Confidence as well as unity of purpose and control is needed, and, most especially, motivation. The card can, in fact, indicate new motivation or inspiration, which gets a stagnant situation moving again. It can also imply, on a more pragmatic level, a trip (usually by car).
Thirteen’s Observations on the Chariot
The Chariot is a fascinating card, but also frustrating to interpret. Like Cancer, the crab, it is about being armored, self-reliant and in command of one’s own destiny. On the battlefield, a chariot is autonomous. It fights alone, not with other troops or cavalry.
Yet the Chariot is also a symbol of unified parts. If any part is missing – chariot, horses, driver – it cannot go.
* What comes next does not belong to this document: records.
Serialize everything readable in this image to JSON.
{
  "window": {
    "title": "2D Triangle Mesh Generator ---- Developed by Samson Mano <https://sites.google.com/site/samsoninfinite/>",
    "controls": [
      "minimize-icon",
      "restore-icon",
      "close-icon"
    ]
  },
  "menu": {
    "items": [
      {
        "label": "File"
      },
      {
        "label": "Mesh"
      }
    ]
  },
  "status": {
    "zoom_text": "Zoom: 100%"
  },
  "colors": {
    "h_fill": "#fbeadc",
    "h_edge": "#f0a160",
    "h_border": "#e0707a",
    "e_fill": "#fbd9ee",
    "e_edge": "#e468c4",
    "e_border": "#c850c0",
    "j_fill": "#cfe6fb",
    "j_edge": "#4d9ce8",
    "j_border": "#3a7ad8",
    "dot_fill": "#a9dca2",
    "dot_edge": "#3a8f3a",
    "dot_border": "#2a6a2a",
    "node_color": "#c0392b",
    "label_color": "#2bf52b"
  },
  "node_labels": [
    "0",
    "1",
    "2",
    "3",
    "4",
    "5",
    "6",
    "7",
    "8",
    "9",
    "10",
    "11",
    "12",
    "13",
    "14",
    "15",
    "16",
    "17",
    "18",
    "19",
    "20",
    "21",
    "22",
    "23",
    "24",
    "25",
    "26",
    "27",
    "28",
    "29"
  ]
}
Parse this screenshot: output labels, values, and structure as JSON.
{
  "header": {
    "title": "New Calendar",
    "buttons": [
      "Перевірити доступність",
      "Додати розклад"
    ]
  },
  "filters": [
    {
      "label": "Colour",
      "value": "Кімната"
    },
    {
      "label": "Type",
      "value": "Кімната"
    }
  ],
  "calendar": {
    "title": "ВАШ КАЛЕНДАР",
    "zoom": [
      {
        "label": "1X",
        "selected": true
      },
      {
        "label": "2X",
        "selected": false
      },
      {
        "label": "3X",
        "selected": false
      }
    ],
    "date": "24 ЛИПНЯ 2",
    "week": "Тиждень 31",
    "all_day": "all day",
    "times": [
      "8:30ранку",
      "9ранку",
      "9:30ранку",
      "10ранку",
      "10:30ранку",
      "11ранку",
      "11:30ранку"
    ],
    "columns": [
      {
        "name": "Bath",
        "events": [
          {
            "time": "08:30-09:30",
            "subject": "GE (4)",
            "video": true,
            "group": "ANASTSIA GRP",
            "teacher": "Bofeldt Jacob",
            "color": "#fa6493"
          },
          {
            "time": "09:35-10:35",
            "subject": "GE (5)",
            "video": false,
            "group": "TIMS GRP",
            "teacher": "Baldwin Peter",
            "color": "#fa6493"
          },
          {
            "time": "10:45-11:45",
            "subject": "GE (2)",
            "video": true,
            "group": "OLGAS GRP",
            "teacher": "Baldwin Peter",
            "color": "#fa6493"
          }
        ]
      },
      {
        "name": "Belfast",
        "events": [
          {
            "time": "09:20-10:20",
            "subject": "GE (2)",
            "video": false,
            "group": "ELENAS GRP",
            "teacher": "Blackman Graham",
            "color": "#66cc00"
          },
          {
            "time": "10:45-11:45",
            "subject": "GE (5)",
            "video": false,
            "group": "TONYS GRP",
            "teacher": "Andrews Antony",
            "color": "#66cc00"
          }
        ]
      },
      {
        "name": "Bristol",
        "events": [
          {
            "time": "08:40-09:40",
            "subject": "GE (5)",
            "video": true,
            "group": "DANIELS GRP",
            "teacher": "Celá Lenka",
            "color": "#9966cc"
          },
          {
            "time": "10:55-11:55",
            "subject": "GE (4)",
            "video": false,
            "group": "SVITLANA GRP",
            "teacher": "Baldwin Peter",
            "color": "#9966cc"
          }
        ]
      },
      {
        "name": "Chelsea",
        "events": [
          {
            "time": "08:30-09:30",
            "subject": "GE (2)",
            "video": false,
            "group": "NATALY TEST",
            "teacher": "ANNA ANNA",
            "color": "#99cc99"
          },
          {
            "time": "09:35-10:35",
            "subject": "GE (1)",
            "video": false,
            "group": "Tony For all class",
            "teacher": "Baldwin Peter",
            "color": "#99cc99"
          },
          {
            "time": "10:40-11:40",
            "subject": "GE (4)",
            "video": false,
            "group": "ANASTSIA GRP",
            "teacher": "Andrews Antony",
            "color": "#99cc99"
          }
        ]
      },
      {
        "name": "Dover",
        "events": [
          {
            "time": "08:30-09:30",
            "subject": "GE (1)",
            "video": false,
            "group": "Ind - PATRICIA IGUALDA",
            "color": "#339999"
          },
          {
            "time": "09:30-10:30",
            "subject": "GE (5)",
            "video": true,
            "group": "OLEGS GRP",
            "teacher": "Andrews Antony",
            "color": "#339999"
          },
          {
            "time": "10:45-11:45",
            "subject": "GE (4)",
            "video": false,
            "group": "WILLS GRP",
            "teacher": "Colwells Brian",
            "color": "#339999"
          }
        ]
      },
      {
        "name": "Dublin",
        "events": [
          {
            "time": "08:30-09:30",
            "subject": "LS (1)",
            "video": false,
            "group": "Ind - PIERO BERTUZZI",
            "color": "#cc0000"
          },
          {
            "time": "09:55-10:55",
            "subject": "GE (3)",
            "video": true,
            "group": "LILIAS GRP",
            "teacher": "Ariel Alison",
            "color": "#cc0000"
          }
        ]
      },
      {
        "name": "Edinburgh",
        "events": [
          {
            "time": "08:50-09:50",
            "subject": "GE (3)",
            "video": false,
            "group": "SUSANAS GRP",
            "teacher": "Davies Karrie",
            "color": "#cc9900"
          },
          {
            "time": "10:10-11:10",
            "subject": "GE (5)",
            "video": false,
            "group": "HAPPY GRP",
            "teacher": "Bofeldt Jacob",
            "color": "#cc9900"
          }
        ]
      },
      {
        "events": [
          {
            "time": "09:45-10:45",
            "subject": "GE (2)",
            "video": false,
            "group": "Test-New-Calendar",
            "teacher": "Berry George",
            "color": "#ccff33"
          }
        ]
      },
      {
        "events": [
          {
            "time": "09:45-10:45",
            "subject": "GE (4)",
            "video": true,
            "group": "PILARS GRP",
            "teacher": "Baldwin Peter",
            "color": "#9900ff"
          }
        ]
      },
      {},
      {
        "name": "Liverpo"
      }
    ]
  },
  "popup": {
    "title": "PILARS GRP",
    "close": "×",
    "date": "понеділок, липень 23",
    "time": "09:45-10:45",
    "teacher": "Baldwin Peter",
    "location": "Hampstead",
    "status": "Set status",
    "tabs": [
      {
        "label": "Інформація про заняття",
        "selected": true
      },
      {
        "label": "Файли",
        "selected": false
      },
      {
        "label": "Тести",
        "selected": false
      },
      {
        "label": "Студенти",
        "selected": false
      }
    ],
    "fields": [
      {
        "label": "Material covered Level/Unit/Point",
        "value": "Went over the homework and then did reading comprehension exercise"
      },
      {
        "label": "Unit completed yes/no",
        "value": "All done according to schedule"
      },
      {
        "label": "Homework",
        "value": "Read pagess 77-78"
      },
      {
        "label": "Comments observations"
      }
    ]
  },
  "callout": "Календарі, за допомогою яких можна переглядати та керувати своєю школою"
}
The crab moves from one plane to the next (water to land and back again) and the Chariot is viewed as moving likewise, from conscious and unconscious, Earthly to spiritual. Also, like chariots, crabs come upon each other from the side rather than straight on. So there is a tricky element to The Chariot for all that it seems to travel in a straight line.
The Chariot is a card of contradictions. It’s about sidewise battles, yet also about full-speed ahead. It’s about the hard exterior and the soft interior, the light and dark, the water and the shore, moon and sun. It is the Sphinx, which is also often a symbol of Cancer, the lion and the man united, a mystery.
Yet the Chariot says all these can be united.
The querent who gets this card is likely dealing with a lot of contradictions in their life. Maybe arguing people, or a variety of different feelings. The card says that they must become the driver of the chariot. They must decide on a goal, take control and get all the contradictions to ignore their wants and go where the querent wants.
How can the querent do this? By being confident. The one who has unwavering faith in their convictions is the one who can make others put aside their differences and do as asked. Likewise, such a person can overcome their doubts and uncertainties and achieve victory.
You must have faith that there is nothing that can stand in your way. Note, however, that this unity and the confidence that creates it will last only till victory is achieved. But then, the Chariot isn’t interested in unity for unity’s sake. Only in unity for victory’s sake.
The Chariot is a marvelous card in that it can assure the querent success no matter the odds. But the card also warns that the drive toward this victory might lead to ruthless, diehard behavior, to a desire to win at any cost. The querent should be reminded that winning isn’t everything nor “the only thing.” It is, rather, the start of things.